When you begin looking at business phone systems for your company, whether you need to upgrade your existing system or are building your communications network from the ground up, you have a number of concerns and priorities to consider. Your telephone system needs to be reliable; when you can't connect with your clients and customers, you can't do business. Your system needs to be able to accommodate future expansion as your business grows. It needs to stay current, and thus must be easy to upgrade so that your company can take advantage of new technologies and features that make doing business more efficient. And your system must be cost-effective, offering you a strong ROI and staying within your budget.
The unfortunate reality is that most of these factors are in tension with one another – an improvement in one area often means a tradeoff in another. No business telephone systems are ideal for every business in every context; each company must examine its own needs and choose the system that best matches its priorities. These conflicting pressures can be broken down into three dichotomies:
Common Phone System Problems:
Reliability vs. Adaptability
The ability to depend on their business phone systems is fundamental to the success of most businesses; if your phones go down, you're cut off from the clients and customers you serve. Even a brief interruption of service can be costly for your company, and a lengthy one can be devastating. At the same time, it's vital for companies to be able to update their business phone systems, whether with technological upgrades in response to new innovations or by expanding their network as their company grows.
These two needs conflict in numerous ways. The most basic is that many types of business phone systems, including VoIP telephony, uses your internet connection to function. If your connection is interrupted, whether due to a problem with your internet provider or because of a power outage, you lose your phone service as well. Traditional POTS (plain old telephone service) systems didn't rely on electricity to function, so your phones would keep working in a blackout. VoIP systems offer less expensive phone service with a wider array of features, but lack this low-tech reliability.
Similarly, using a premise-based phone system with licensed software allows your company to control all aspects of your communications system in-house. Not relying on other companies to maintain and protect your system is a major advantage – but with it comes the drawback of more difficult and costly upgrades.
Compatibility vs. Expansion

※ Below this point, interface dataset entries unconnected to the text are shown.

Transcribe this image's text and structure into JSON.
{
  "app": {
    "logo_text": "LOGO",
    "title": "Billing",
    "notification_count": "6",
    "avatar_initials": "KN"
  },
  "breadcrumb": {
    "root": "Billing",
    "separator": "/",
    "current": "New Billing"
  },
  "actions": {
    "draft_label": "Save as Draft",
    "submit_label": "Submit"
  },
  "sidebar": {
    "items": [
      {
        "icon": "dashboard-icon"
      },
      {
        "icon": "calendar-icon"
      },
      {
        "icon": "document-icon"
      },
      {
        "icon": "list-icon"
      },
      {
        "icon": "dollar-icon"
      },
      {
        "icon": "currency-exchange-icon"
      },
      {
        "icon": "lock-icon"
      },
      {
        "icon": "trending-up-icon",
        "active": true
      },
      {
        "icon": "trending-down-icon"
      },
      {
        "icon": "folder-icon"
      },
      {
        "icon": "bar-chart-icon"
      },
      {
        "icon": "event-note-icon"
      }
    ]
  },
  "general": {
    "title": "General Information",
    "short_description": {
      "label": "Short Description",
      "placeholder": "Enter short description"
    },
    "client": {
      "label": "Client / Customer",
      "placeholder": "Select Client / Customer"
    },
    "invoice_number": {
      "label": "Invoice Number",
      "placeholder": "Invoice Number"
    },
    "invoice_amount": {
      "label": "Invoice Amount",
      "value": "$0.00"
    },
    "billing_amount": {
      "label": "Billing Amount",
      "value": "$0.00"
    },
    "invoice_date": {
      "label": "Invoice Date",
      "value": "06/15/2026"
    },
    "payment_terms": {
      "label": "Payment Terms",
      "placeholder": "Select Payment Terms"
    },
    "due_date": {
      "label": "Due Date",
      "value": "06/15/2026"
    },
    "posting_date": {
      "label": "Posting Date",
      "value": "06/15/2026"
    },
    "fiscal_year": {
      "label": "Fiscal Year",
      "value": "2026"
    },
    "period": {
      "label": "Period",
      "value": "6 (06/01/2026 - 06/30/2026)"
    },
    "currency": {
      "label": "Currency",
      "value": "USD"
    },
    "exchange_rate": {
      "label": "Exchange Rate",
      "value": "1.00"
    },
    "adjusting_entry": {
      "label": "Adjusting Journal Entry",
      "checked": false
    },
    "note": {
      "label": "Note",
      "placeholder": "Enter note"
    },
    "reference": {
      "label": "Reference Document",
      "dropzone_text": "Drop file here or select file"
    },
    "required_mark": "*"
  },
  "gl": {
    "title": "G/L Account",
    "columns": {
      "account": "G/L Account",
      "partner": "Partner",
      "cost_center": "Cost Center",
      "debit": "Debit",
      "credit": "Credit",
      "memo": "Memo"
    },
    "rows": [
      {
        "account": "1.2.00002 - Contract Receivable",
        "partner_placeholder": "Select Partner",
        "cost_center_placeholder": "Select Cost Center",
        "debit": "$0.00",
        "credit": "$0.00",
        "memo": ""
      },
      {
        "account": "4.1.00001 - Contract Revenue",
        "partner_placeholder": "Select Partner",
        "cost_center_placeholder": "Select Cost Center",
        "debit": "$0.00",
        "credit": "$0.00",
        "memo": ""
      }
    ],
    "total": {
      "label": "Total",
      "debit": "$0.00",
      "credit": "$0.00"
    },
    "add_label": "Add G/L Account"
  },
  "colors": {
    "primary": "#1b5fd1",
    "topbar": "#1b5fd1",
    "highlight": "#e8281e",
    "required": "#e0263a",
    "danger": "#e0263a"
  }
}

If your company is upgrading an existing system, you likely have hardware and systems in place such as voicemail, conferencing tools, headsets and other devices, and the like that would be difficult or costly to replace, making it advantageous to look for business phone systems that are compatible with what you already have. However, that restriction limits your company's ability to keep abreast of new technology and take advantage of the latest developments.
Up-Front Costs vs. Long-Term Savings
One of the greatest points of tension is cost. In some systems, such as hosted VoIP telephony, your monthly fees are likely to be fairly low. However, your business will continue to pay those fees month after month for as long as you use the service. This may not be a drawback, if you're trying out a new kind of service or feature, but as a sustainable solution, you will see a stronger ROI by purchasing the equipment and software necessary to run your phone system, paying a higher initial cost but only having to pay it once.
Even in choosing a hosted system, cost considerations must be made. While your instincts might be to choose the most inexpensive provider, the axiom that "you get what you pay for" tends to hold true. Cheaper providers may be unreliable, costing your business money when your phone service goes down. Due diligence is necessary here.